Tread depth is a vertical measurement from the top of a tyre’s tread rubber to the bottom of its deepest grooves.

Thread grooves give tyres their grip in wet conditions; their depth is how we monitor how much life is left in a tyre.

Once under a certain amount of tread left, the tyre is unsafe (and illegal) to ride on.

Where Do I Measure Tread Depth?

Where to check motorcycle tyre tread depth

Depth measurements should be taken from various grooves in different places across the tyre’s surface.

Road riding tends to wear out tyres in the middle first, with the grooves closer to the tyre wall often remaining nearly untouched.

Make sure you check the grooves down the centre line of the wheel.

Remember: the lowest depth you find is the accurate indicator of how much life your tyres have left.

How do I Measure Tread Depth?

Some manufacturers include tread depth indicators in their design.

These are raised areas inside the tyre groove.

When the wear gets close to these raised areas being level with the tread rubber, it’s time to change your tyres.

Other options for taking measurements range from digital measuring tools right down to using a 20p piece.

The 20p piece is an old favourite of UK riders.

Insert a 20p piece into the groove and take a side view.

If the depth of the groove covers the outer band of the coin, your tyres are good.

If not, it’s time to change them.


These methods are far from definitive, and a range of inexpensive digital and analogue tread-depth measurement tools are available online.

They generally work by placing the tool flat on the tyre and then dropping a pin into the groove.

The tread depth will then be displayed in mm on a digital or analogue display.

This one (pictured below) is well-reviewed and very cheap.

What’s The Legal Requirement?

worn motorcycle tyre
This tyre is dangerously worn and needs replacing.

UK law demands a minimum tread depth of 1mm across ¾ of the tread pattern with visible tread on the remaining ¼ for bikes over 50cc.

Under 50cc requires all the grooves of the original tread pattern to be visible – if any grooves have worn smooth, your tyre needs changing.

Motorcycle MOT

Worn tyres will result in an immediate fail on your motorcycle MOT. Enough said!
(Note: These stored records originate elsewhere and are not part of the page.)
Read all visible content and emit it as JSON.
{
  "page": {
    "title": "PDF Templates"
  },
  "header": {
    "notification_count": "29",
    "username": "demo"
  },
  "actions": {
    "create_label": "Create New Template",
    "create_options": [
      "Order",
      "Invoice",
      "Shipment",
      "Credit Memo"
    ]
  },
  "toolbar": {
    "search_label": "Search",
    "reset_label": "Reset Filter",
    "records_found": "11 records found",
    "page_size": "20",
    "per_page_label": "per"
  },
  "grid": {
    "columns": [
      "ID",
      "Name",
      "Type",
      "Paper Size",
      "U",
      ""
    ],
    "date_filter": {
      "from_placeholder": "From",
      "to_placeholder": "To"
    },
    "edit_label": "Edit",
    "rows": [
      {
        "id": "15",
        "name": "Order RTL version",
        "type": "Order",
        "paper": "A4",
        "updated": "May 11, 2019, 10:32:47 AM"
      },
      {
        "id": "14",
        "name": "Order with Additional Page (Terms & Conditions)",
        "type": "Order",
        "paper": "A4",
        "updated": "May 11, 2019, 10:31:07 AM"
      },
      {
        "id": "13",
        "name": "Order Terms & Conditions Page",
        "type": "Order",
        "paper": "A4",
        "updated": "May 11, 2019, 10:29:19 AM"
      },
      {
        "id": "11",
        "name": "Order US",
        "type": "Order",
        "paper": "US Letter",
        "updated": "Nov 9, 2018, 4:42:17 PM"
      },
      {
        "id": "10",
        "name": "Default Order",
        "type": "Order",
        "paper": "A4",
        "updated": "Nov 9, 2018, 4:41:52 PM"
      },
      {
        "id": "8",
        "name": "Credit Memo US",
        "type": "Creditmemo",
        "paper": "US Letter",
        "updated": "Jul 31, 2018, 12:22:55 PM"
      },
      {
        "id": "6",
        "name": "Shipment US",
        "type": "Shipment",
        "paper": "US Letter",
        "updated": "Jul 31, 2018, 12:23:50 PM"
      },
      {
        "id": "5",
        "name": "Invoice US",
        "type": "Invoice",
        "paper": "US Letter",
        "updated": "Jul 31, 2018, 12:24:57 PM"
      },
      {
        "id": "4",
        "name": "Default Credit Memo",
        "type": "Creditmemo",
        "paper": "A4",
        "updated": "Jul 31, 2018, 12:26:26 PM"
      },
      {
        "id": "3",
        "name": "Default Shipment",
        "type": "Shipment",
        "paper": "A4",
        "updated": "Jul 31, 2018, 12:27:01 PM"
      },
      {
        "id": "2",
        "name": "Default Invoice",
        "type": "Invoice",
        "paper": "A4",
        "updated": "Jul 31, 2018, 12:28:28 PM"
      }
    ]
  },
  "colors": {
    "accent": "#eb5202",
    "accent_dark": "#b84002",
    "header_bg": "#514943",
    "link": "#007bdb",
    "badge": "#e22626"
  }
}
What Causes Tyre Wear?

Ideally, tyres wear reasonably evenly across their entire surface.

In practice, this is often not the case.

The riding most commuters and casual riders do means that the treads closer to the tyre wall will wear out more slowly than those in the centre.

This is because we rarely lean into our turns knee-down with the edge treads in direct contact with the road.

Tyre Pressure

Overinflation and underinflation are the primary causes of unnecessary, uneven tyre wear.

These will often manifest in a ‘squaring off’ off the top of the tyre and can cause handling problems – buy a gauge and check your tyre pressure often.


‘Scalping’ is where indents and pits form on the front tire and is usually caused by problems with the suspension.

Riding Style

Overloading your bike will also cause premature tyre wear, particularly if the weight is unevenly distributed.

Different riding surfaces significantly affect tyre wear. Riding on gravel can increase wear dramatically.

If you notice uneven wear on your tyres, point it out to your mechanic.


Something worth mentioning is that tyres should be used within five years of their manufacture date.

This is because oils in the rubber can dry out and deteriorate over time, reducing their grip.

A tyre might look brand new but not be road worthy due to age.

Every tyre has its manufacture date stamped on the tyre wall.


It’s essential to get this one right for safety and to stay on the right side of the law.

Once you’ve been riding a few years, you’ll know how long to expect from a tyre with your riding schedule.

Keep an eye on your tyres, consider investing in an inexpensive tread depth tool, and mention any uneven wear to your mechanic as soon as you notice it.